» INSTRUCTIONS TO FOLLOW:
For the records below, give the number of lines in which "localhost" appears, and add nothing else.

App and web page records
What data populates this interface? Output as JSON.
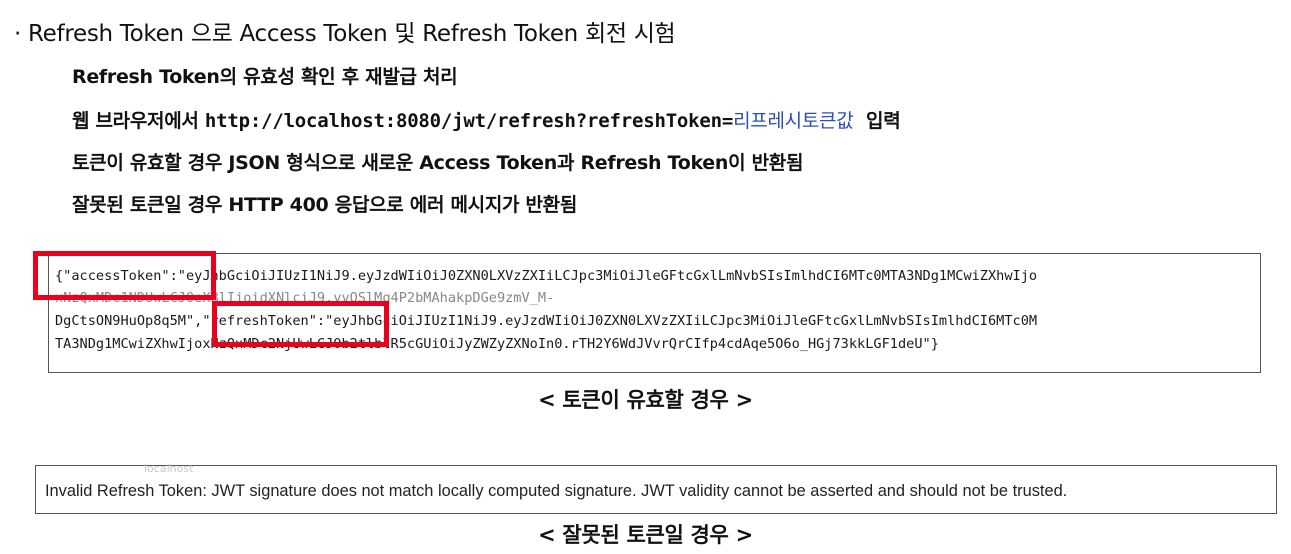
{
  "heading": "· Refresh Token 으로 Access Token 및 Refresh Token 회전 시험",
  "bullets": {
    "b1": "Refresh Token의 유효성 확인 후 재발급 처리",
    "b2_prefix": "웹 브라우저에서 ",
    "b2_url": "http://localhost:8080/jwt/refresh?refreshToken=",
    "b2_placeholder": "리프레시토큰값",
    "b2_suffix": "  입력",
    "b3": "토큰이 유효할 경우 JSON 형식으로 새로운 Access Token과 Refresh Token이 반환됨",
    "b4": "잘못된 토큰일 경우 HTTP 400 응답으로 에러 메시지가 반환됨"
  },
  "valid_response": {
    "line1": "{\"accessToken\":\"eyJhbGciOiJIUzI1NiJ9.eyJzdWIiOiJ0ZXN0LXVzZXIiLCJpc3MiOiJleGFtcGxlLmNvbSIsImlhdCI6MTc0MTA3NDg1MCwiZXhwIjo",
    "line2": "xNzQxMDc1NDUwLCJ0eXBlIjoidXNlciJ9.yvQSlMq4P2bMAhakpDGe9zmV_M-",
    "line3": "DgCtsON9HuOp8q5M\",\"refreshToken\":\"eyJhbGciOiJIUzI1NiJ9.eyJzdWIiOiJ0ZXN0LXVzZXIiLCJpc3MiOiJleGFtcGxlLmNvbSIsImlhdCI6MTc0M",
    "line4": "TA3NDg1MCwiZXhwIjoxNzQxMDc2NjUwLCJ0b2tlblR5cGUiOiJyZWZyZXNoIn0.rTH2Y6WdJVvrQrCIfp4cdAqe5O6o_HGj73kkLGF1deU\"}"
  },
  "caption_valid": "< 토큰이 유효할 경우 >",
  "invalid_response": {
    "ghost_text": "localhost",
    "message": "Invalid Refresh Token: JWT signature does not match locally computed signature. JWT validity cannot be asserted and should not be trusted."
  },
  "caption_invalid": "< 잘못된 토큰일 경우 >",
  "colors": {
    "highlight_box": "#e8001c",
    "placeholder_text": "#2b4fb8"
  }
}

» ANSWER SECTION:
2